The question of “What is History?” is answered through philosophical questions. This led to many tangents which could confuse readers and retract from the strength of the thesis. Furthermore, the concept of history being based on facts almost seems to be refuted as the author states that facts are not always concrete. An example of this is when the Carr mentions that articles are seen as a form of fact, however, that documents only tell what the author of the document believed had happened. Such a rebuttal causes confusion on whether to trust historic “facts,” as all as they seem to be all
What is History? This is the question posed by historian E.H. Carr in his study of historiography. Carr debates the ongoing argument which historians have challenged for years, on the possibility that history could be neutral. In his book he discusses the link between historical facts and the historians themselves. Carr argues that history cannot be objective or unbiased, as for it to become history, knowledge of the past has been processed by the historian through interpretation and evaluation. He argues that it is the necessary interpretations which mean personal biases whether intentional or not, define what we see as history. A main point of the chapter is that historians select the facts they think are significant which ultimately
Is history always the way it has been told, or are there multiple truths that meet in one point and intersect? Presentism is what modern historians do to the past. The way in which presentism reveals and formats information about history is simplified and modified. This, for the most part, is not the exact way these events took place. Important parts and concepts are changed in order to fit into modern views and interpretation. Many historians are accepting of either the victim's or perpetrator's side. Sometimes picking one particular side may skew the hard facts of the situation or event. Failure of telling the accurate past can lead
When I move into my dorm for my first year of college, there is no question of which quote I would put onto my wall. Jimmy Dean, one of my favorite old school country singers, once said "I can't change the direction of the wind, but I can adjust my sails to always reach my destination." This quote has really stuck with me. It reminds me that life will not always go my way and it is imperative that I learn to do deal with whatever the world may throw at me.
Recorded history is nothing but the belief or bias of the man who wrote it. Often when discussing history, people us the popular phrase, “the winner writes the history books” or something along the lines. But nevertheless, the phrase does hold true. All history that is written is biased, but it is up to the reader to find the truth in within history. No matter what history is written, there will always be a different perspective, a different society, and a different perception of what is truly going on. History does not tell us the absolute truth, but it gives us a morphed version of the truth that we, as readers, must interpret to find the truth.

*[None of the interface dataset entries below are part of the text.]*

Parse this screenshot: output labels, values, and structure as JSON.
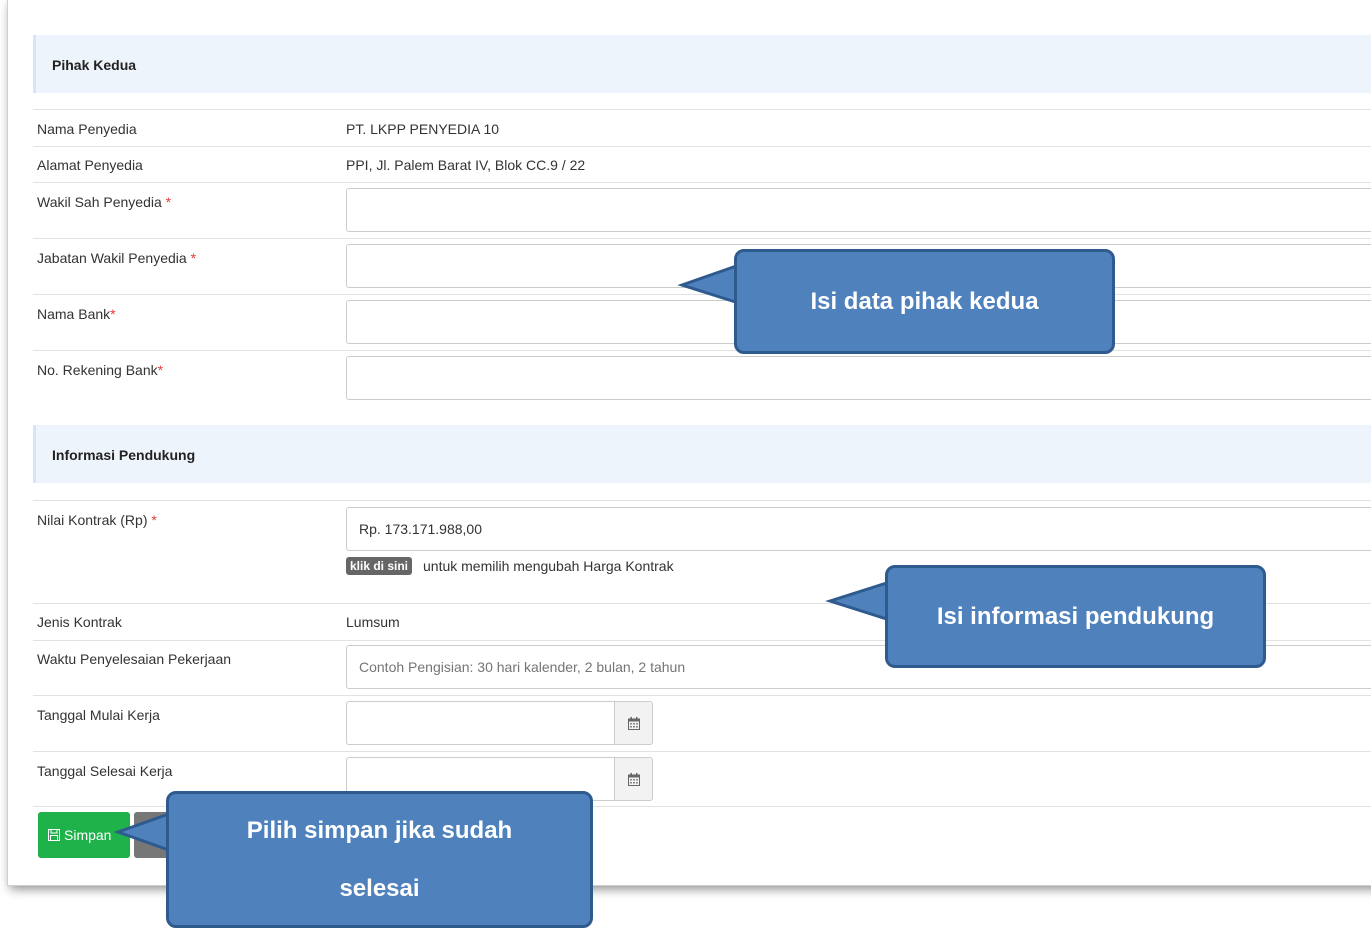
{
  "sections": {
    "pihak_kedua": "Pihak Kedua",
    "informasi_pendukung": "Informasi Pendukung"
  },
  "fields": {
    "nama_penyedia": {
      "label": "Nama Penyedia",
      "value": "PT. LKPP PENYEDIA 10"
    },
    "alamat_penyedia": {
      "label": "Alamat Penyedia",
      "value": "PPI, Jl. Palem Barat IV, Blok CC.9 / 22"
    },
    "wakil_sah": {
      "label": "Wakil Sah Penyedia ",
      "required": "*",
      "value": ""
    },
    "jabatan_wakil": {
      "label": "Jabatan Wakil Penyedia ",
      "required": "*",
      "value": ""
    },
    "nama_bank": {
      "label": "Nama Bank",
      "required": "*",
      "value": ""
    },
    "no_rekening": {
      "label": "No. Rekening Bank",
      "required": "*",
      "value": ""
    },
    "nilai_kontrak": {
      "label": "Nilai Kontrak (Rp) ",
      "required": "*",
      "value": "Rp. 173.171.988,00",
      "badge": "klik di sini",
      "hint": "untuk memilih mengubah Harga Kontrak"
    },
    "jenis_kontrak": {
      "label": "Jenis Kontrak",
      "value": "Lumsum"
    },
    "waktu_penyelesaian": {
      "label": "Waktu Penyelesaian Pekerjaan",
      "placeholder": "Contoh Pengisian: 30 hari kalender, 2 bulan, 2 tahun"
    },
    "tanggal_mulai": {
      "label": "Tanggal Mulai Kerja",
      "value": ""
    },
    "tanggal_selesai": {
      "label": "Tanggal Selesai Kerja",
      "value": ""
    }
  },
  "buttons": {
    "simpan": "Simpan"
  },
  "callouts": {
    "pihak_kedua": "Isi data pihak kedua",
    "informasi": "Isi informasi pendukung",
    "simpan_line1": "Pilih simpan jika sudah",
    "simpan_line2": "selesai"
  },
  "colors": {
    "callout_fill": "#4f81bd",
    "callout_border": "#2f5a8e",
    "save_button": "#1fb24a",
    "required": "#e53935",
    "section_bg": "#eef4fb"
  },
  "icons": {
    "calendar": "calendar-icon",
    "save": "floppy-disk-icon"
  }
}
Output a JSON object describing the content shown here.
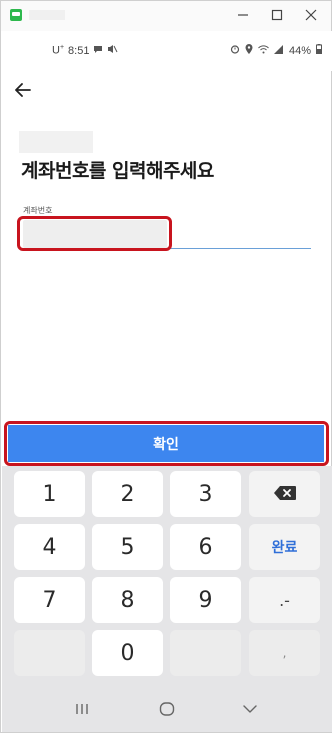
{
  "status_bar": {
    "carrier": "U",
    "carrier_sup": "+",
    "time": "8:51",
    "battery": "44%"
  },
  "screen": {
    "heading": "계좌번호를 입력해주세요",
    "field_label": "계좌번호",
    "field_value": "",
    "confirm_label": "확인"
  },
  "keypad": {
    "keys": [
      "1",
      "2",
      "3",
      "4",
      "5",
      "6",
      "7",
      "8",
      "9",
      "0"
    ],
    "done_label": "완료",
    "symbol_label": ".-",
    "comma_label": ","
  },
  "colors": {
    "accent": "#3d86ef",
    "highlight": "#c8141e"
  },
  "icons": [
    "app-icon",
    "minimize-icon",
    "maximize-icon",
    "close-icon",
    "message-icon",
    "mute-icon",
    "alarm-icon",
    "location-icon",
    "wifi-icon",
    "signal-icon",
    "battery-icon",
    "back-arrow-icon",
    "backspace-icon",
    "recents-icon",
    "home-icon",
    "nav-back-icon"
  ]
}
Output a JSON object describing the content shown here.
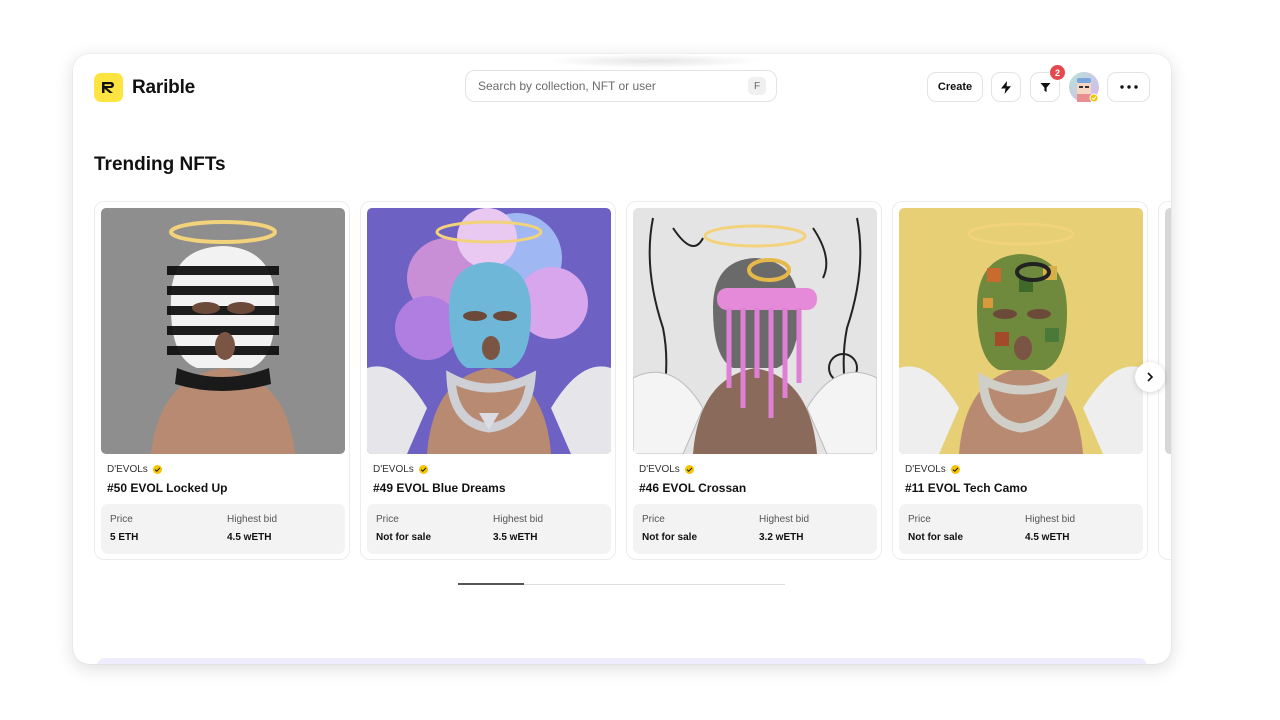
{
  "app": {
    "name": "Rarible"
  },
  "search": {
    "placeholder": "Search by collection, NFT or user",
    "shortcut": "F"
  },
  "header": {
    "create_label": "Create",
    "filter_badge": "2",
    "more_label": "···"
  },
  "section": {
    "title": "Trending NFTs"
  },
  "cards": [
    {
      "collection": "D'EVOLs",
      "name": "#50 EVOL Locked Up",
      "price_label": "Price",
      "price": "5 ETH",
      "bid_label": "Highest bid",
      "bid": "4.5 wETH",
      "bg": "#8f8f8f"
    },
    {
      "collection": "D'EVOLs",
      "name": "#49 EVOL Blue Dreams",
      "price_label": "Price",
      "price": "Not for sale",
      "bid_label": "Highest bid",
      "bid": "3.5 wETH",
      "bg": "#6f63c6"
    },
    {
      "collection": "D'EVOLs",
      "name": "#46 EVOL Crossan",
      "price_label": "Price",
      "price": "Not for sale",
      "bid_label": "Highest bid",
      "bid": "3.2 wETH",
      "bg": "#e6e6e6"
    },
    {
      "collection": "D'EVOLs",
      "name": "#11 EVOL Tech Camo",
      "price_label": "Price",
      "price": "Not for sale",
      "bid_label": "Highest bid",
      "bid": "4.5 wETH",
      "bg": "#e7cf75"
    }
  ],
  "colors": {
    "brand": "#fee440",
    "badge": "#e5484d",
    "verified": "#f4c400"
  }
}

Bobby Seale was born in Texas, on October 22, 1936. He similar to Newton moved to Berkley and lived in crowded, dirty housing projects. Throughout his childhood he was constantly surrounded by poverty, partly due to his father not receiving a proper education. He joined the U.S. Air Force but then was discharged after he began to curse at his superior, for disrespecting him. He then enrolled to Meritt College and joined the Afro-American Association, where he met Newton.